Reforms proposed for at risk youth

The Legal Services Commission is encouraging South Australians to have their say on raising the age of criminal responsibility from 10 to 12 years of age.

As the largest provider of legal assistance in South Australia, Legal Services is passionate and committed to ensuring justice is available and accessible for all South Australians.

Legal Services Commission CEO Gabrielle Canny said that young children need to be aware of their rights and responsibilities under the law.

“We support measures to reduce rates of reoffending, facilitate more appropriate treatment for children, and ultimately, deliver better outcomes for children and the community,” Ms Canny said.

“Legal Services commends the State Government for releasing its discussion paper setting out a proposal to raise the minimum age of criminal responsibility from 10 to 12 years of age, and we’re encouraging our clients, the community at large, and the legal profession to have their say.”
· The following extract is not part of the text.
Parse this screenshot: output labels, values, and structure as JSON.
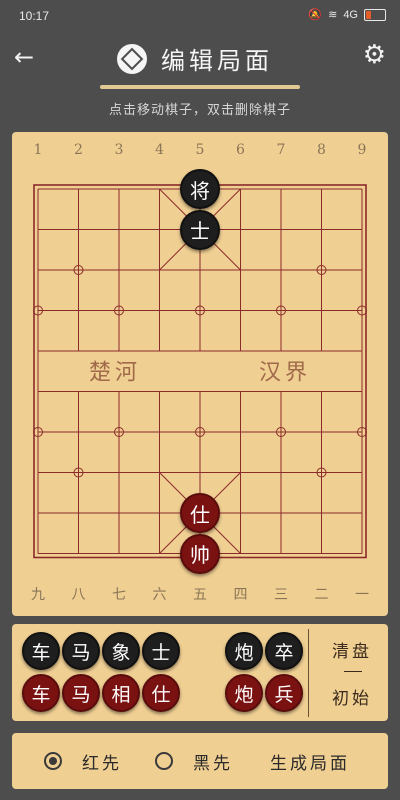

Central to any reform is that transparency is maintained, and that young people do not lose access to legal advice and representation.

“It is pleasing to see the discussion paper is looking to explore alternate diversion models that divert these very young children away from the criminal justice system in the first instance.

“Evidence shows that early intervention strategies that address the underlying causes of a young child's criminal behaviour and keep them out of the criminal justice system, ultimately lead to improved child and community outcomes.

“We also welcome the Government consulting widely on further reforms to stop adults recruiting children to engage in criminal activities.

“As a trusted voice on legal policy and legislative change, we welcome the opportunity to look at law reform in this area.”

Legal Services has previously stated its position that the age of criminal responsibility should be increased from 10 to 14 years of age, in line with international evidence that children under the age of 14 lack the capacity to fully understand accountability for criminal offending.